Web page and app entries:
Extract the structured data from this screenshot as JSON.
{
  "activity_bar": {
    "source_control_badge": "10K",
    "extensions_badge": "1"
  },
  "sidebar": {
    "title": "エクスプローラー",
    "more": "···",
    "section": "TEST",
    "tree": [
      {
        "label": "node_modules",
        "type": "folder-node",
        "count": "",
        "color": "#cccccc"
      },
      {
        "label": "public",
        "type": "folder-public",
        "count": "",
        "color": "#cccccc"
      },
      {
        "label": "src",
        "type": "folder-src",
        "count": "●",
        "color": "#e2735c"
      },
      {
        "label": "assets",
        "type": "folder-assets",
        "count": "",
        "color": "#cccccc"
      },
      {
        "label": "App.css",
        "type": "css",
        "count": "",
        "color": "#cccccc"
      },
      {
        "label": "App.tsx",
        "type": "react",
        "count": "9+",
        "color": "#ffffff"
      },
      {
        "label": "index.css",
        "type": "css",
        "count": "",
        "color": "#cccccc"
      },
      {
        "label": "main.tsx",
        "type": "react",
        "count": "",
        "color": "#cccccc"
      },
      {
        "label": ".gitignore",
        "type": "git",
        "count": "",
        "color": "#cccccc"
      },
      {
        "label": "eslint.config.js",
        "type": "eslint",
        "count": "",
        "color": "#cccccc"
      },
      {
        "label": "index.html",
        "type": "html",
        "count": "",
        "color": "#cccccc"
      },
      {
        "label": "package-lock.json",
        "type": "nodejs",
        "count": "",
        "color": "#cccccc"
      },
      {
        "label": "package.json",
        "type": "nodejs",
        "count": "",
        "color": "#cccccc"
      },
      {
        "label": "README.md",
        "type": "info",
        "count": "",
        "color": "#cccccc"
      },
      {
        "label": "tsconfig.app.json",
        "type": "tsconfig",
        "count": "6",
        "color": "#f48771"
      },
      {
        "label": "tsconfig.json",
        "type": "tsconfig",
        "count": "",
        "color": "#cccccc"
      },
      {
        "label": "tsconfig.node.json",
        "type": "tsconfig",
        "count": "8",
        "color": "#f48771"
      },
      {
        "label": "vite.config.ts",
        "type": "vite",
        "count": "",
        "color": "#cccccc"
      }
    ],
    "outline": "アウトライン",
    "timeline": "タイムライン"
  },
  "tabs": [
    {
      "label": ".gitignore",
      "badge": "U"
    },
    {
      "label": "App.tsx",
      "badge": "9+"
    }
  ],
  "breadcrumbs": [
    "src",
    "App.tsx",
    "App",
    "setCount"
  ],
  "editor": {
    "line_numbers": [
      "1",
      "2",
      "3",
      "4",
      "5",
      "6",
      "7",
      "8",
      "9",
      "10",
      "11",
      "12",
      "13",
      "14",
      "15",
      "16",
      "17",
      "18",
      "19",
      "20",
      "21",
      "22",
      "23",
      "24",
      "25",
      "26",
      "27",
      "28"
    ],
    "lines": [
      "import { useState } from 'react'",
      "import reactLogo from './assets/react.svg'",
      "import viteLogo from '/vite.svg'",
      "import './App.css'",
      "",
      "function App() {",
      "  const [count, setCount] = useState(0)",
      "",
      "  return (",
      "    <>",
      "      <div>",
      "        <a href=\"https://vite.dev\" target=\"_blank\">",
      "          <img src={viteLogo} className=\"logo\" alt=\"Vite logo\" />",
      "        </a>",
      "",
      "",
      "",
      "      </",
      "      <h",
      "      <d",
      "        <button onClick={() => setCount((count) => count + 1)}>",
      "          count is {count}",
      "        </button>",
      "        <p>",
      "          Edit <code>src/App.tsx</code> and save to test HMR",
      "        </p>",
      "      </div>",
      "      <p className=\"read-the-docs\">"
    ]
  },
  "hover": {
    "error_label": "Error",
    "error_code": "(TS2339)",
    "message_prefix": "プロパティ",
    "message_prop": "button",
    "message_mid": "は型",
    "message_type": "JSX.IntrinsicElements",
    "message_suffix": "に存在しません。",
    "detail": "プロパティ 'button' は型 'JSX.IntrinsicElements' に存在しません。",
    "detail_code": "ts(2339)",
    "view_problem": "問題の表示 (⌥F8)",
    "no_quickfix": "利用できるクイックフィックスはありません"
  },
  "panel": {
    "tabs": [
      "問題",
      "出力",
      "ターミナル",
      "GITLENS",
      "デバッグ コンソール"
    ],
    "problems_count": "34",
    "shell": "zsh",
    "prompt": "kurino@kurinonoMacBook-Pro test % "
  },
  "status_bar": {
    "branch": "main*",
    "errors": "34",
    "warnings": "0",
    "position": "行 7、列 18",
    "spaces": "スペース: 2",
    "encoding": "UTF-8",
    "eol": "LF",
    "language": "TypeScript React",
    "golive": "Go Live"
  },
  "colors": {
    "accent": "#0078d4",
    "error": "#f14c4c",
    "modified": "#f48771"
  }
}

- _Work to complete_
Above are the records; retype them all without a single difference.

- _Response to the exercise_
Extract the structured data from this screenshot as JSON.
{
  "activity_bar": {
    "source_control_badge": "10K",
    "extensions_badge": "1"
  },
  "sidebar": {
    "title": "エクスプローラー",
    "more": "···",
    "section": "TEST",
    "tree": [
      {
        "label": "node_modules",
        "type": "folder-node",
        "count": "",
        "color": "#cccccc"
      },
      {
        "label": "public",
        "type": "folder-public",
        "count": "",
        "color": "#cccccc"
      },
      {
        "label": "src",
        "type": "folder-src",
        "count": "●",
        "color": "#e2735c"
      },
      {
        "label": "assets",
        "type": "folder-assets",
        "count": "",
        "color": "#cccccc"
      },
      {
        "label": "App.css",
        "type": "css",
        "count": "",
        "color": "#cccccc"
      },
      {
        "label": "App.tsx",
        "type": "react",
        "count": "9+",
        "color": "#ffffff"
      },
      {
        "label": "index.css",
        "type": "css",
        "count": "",
        "color": "#cccccc"
      },
      {
        "label": "main.tsx",
        "type": "react",
        "count": "",
        "color": "#cccccc"
      },
      {
        "label": ".gitignore",
        "type": "git",
        "count": "",
        "color": "#cccccc"
      },
      {
        "label": "eslint.config.js",
        "type": "eslint",
        "count": "",
        "color": "#cccccc"
      },
      {
        "label": "index.html",
        "type": "html",
        "count": "",
        "color": "#cccccc"
      },
      {
        "label": "package-lock.json",
        "type": "nodejs",
        "count": "",
        "color": "#cccccc"
      },
      {
        "label": "package.json",
        "type": "nodejs",
        "count": "",
        "color": "#cccccc"
      },
      {
        "label": "README.md",
        "type": "info",
        "count": "",
        "color": "#cccccc"
      },
      {
        "label": "tsconfig.app.json",
        "type": "tsconfig",
        "count": "6",
        "color": "#f48771"
      },
      {
        "label": "tsconfig.json",
        "type": "tsconfig",
        "count": "",
        "color": "#cccccc"
      },
      {
        "label": "tsconfig.node.json",
        "type": "tsconfig",
        "count": "8",
        "color": "#f48771"
      },
      {
        "label": "vite.config.ts",
        "type": "vite",
        "count": "",
        "color": "#cccccc"
      }
    ],
    "outline": "アウトライン",
    "timeline": "タイムライン"
  },
  "tabs": [
    {
      "label": ".gitignore",
      "badge": "U"
    },
    {
      "label": "App.tsx",
      "badge": "9+"
    }
  ],
  "breadcrumbs": [
    "src",
    "App.tsx",
    "App",
    "setCount"
  ],
  "editor": {
    "line_numbers": [
      "1",
      "2",
      "3",
      "4",
      "5",
      "6",
      "7",
      "8",
      "9",
      "10",
      "11",
      "12",
      "13",
      "14",
      "15",
      "16",
      "17",
      "18",
      "19",
      "20",
      "21",
      "22",
      "23",
      "24",
      "25",
      "26",
      "27",
      "28"
    ],
    "lines": [
      "import { useState } from 'react'",
      "import reactLogo from './assets/react.svg'",
      "import viteLogo from '/vite.svg'",
      "import './App.css'",
      "",
      "function App() {",
      "  const [count, setCount] = useState(0)",
      "",
      "  return (",
      "    <>",
      "      <div>",
      "        <a href=\"https://vite.dev\" target=\"_blank\">",
      "          <img src={viteLogo} className=\"logo\" alt=\"Vite logo\" />",
      "        </a>",
      "",
      "",
      "",
      "      </",
      "      <h",
      "      <d",
      "        <button onClick={() => setCount((count) => count + 1)}>",
      "          count is {count}",
      "        </button>",
      "        <p>",
      "          Edit <code>src/App.tsx</code> and save to test HMR",
      "        </p>",
      "      </div>",
      "      <p className=\"read-the-docs\">"
    ]
  },
  "hover": {
    "error_label": "Error",
    "error_code": "(TS2339)",
    "message_prefix": "プロパティ",
    "message_prop": "button",
    "message_mid": "は型",
    "message_type": "JSX.IntrinsicElements",
    "message_suffix": "に存在しません。",
    "detail": "プロパティ 'button' は型 'JSX.IntrinsicElements' に存在しません。",
    "detail_code": "ts(2339)",
    "view_problem": "問題の表示 (⌥F8)",
    "no_quickfix": "利用できるクイックフィックスはありません"
  },
  "panel": {
    "tabs": [
      "問題",
      "出力",
      "ターミナル",
      "GITLENS",
      "デバッグ コンソール"
    ],
    "problems_count": "34",
    "shell": "zsh",
    "prompt": "kurino@kurinonoMacBook-Pro test % "
  },
  "status_bar": {
    "branch": "main*",
    "errors": "34",
    "warnings": "0",
    "position": "行 7、列 18",
    "spaces": "スペース: 2",
    "encoding": "UTF-8",
    "eol": "LF",
    "language": "TypeScript React",
    "golive": "Go Live"
  },
  "colors": {
    "accent": "#0078d4",
    "error": "#f14c4c",
    "modified": "#f48771"
  }
}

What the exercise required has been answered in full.